Through another lens, the rise of the mocktail could also be tied to the rise of the craft cocktail scene itself—and not just because bartenders are increasingly making their own shrubs, infusions, syrups, tinctures, and other non-alcoholic accoutrements that taste just as good in carbonated water as they do in booze. As a nation, we've all been swept up in the open throttle cocktail movement, discovering and/or rediscovering libations that make overindulging far too easy. Maybe the mocktail trend is a momentary show of abstinance in the face of years of indulgence; maybe we're just catching our breath.

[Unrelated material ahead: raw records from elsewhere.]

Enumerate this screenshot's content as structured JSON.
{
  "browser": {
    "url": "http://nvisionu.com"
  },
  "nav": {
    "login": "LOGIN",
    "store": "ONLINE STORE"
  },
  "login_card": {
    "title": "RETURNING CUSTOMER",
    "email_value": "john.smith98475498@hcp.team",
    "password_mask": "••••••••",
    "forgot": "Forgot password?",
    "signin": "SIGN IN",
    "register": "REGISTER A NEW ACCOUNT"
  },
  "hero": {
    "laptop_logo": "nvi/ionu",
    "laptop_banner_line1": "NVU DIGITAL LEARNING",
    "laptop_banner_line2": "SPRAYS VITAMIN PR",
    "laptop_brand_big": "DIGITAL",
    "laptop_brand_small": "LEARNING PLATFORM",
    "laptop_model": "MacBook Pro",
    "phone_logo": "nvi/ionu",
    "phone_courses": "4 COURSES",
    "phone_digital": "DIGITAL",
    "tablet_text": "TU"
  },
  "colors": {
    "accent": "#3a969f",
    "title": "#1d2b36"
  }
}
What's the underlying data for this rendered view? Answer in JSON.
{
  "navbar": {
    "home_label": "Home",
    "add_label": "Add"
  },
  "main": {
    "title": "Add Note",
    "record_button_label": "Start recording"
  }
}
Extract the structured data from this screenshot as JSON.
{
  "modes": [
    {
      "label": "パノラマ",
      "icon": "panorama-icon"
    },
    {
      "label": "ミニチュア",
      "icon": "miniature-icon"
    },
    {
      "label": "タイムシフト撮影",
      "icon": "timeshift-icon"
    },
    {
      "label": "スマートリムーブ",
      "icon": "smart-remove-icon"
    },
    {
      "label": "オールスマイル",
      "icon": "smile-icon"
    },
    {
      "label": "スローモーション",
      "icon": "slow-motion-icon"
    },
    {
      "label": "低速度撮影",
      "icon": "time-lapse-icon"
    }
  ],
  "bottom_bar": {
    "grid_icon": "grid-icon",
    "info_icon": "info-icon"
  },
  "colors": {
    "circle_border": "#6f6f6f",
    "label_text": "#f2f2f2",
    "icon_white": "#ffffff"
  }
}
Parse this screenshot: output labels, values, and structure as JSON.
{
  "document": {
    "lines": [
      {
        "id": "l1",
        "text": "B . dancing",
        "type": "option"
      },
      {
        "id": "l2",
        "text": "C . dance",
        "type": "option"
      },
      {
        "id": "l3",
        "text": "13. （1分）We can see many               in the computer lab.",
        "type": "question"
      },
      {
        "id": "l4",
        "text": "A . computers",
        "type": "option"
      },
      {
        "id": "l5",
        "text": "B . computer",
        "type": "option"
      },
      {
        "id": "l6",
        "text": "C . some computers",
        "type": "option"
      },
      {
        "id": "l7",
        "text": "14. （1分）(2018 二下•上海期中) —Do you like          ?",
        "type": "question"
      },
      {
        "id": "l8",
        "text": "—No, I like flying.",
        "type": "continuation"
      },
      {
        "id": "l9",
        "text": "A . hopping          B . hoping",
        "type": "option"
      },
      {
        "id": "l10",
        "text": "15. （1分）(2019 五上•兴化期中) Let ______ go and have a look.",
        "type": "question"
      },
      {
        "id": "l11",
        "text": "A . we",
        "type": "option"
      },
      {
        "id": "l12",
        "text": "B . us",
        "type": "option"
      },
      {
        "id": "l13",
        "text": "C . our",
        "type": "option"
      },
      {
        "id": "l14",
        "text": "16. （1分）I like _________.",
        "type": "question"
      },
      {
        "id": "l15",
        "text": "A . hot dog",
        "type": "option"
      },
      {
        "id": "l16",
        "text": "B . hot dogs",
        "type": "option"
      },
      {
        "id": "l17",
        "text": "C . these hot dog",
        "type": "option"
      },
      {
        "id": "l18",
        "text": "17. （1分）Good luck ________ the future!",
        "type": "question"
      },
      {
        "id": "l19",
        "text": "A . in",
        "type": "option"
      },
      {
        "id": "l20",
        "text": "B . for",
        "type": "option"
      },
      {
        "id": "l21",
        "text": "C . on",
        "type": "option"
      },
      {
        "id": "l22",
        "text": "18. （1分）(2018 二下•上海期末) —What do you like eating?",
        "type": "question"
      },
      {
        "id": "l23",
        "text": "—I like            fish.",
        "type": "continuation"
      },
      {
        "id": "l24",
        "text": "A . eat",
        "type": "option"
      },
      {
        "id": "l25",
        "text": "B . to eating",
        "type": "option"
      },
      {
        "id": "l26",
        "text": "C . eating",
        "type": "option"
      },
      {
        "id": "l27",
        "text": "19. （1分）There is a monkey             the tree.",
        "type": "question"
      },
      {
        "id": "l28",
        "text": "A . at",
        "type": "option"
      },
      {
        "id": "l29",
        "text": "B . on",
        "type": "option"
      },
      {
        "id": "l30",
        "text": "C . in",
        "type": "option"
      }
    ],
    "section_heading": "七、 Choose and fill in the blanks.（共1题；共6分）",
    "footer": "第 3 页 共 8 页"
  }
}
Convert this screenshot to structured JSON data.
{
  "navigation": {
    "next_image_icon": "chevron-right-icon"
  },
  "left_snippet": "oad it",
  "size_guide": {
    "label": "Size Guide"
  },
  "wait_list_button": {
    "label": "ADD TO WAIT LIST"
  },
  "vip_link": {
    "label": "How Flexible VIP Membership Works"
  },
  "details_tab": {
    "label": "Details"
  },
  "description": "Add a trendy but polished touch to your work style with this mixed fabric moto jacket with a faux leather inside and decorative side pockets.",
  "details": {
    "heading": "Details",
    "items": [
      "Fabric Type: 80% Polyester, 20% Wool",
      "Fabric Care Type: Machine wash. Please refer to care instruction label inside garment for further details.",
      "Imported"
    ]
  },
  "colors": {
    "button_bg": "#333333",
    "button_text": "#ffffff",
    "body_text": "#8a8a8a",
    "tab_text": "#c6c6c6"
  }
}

Whatever the reason may be, it's a welcome respite for some, myself included, for whom keeping up with the cocktail scene had become an effort in maintaining sobriety. There are days you just don't want to drink—such as this past Saturday afternoon, when my best friend and I stopped into Provisions for a quick, light, early dinner, the kind best achieved by sitting at the bar. Some bars and restaurants, such as El Big Bad, are more than happy to make you an off-menu mocktail to order. Others, like Provisions, have built mocktails directly into their bar menu.
I picked the thyme swizzle, and watched as it arrived in its well-appointed Collins glass—just like a real swizzle, barring any alcohol. In its place: fresh-squeezed mandarin orange juice, pineapple juice, thyme syrup and effervescent Topo Chico over finely crushed ice. On their own the juices would be too sweet, too childlike if you will, but the bright, herbaceous thyme syrup upended them with its grassy dryness. My girlfriend received her rosemary fizz in flute topped with a wafer-like orange twist, with more Topo Chico bubbling up to the surface along with rosemary syrup and a trio of citrus juices.
The price—$7 per drink—was as refreshing as the mocktails themselves, as was the feeling of walking back into the early evening with our heads on straight and the entire night still ahead of us. Whether or not the mocktail trend is here to stay (is anything really here to stay anymore anyway?), I'm glad it's here right now.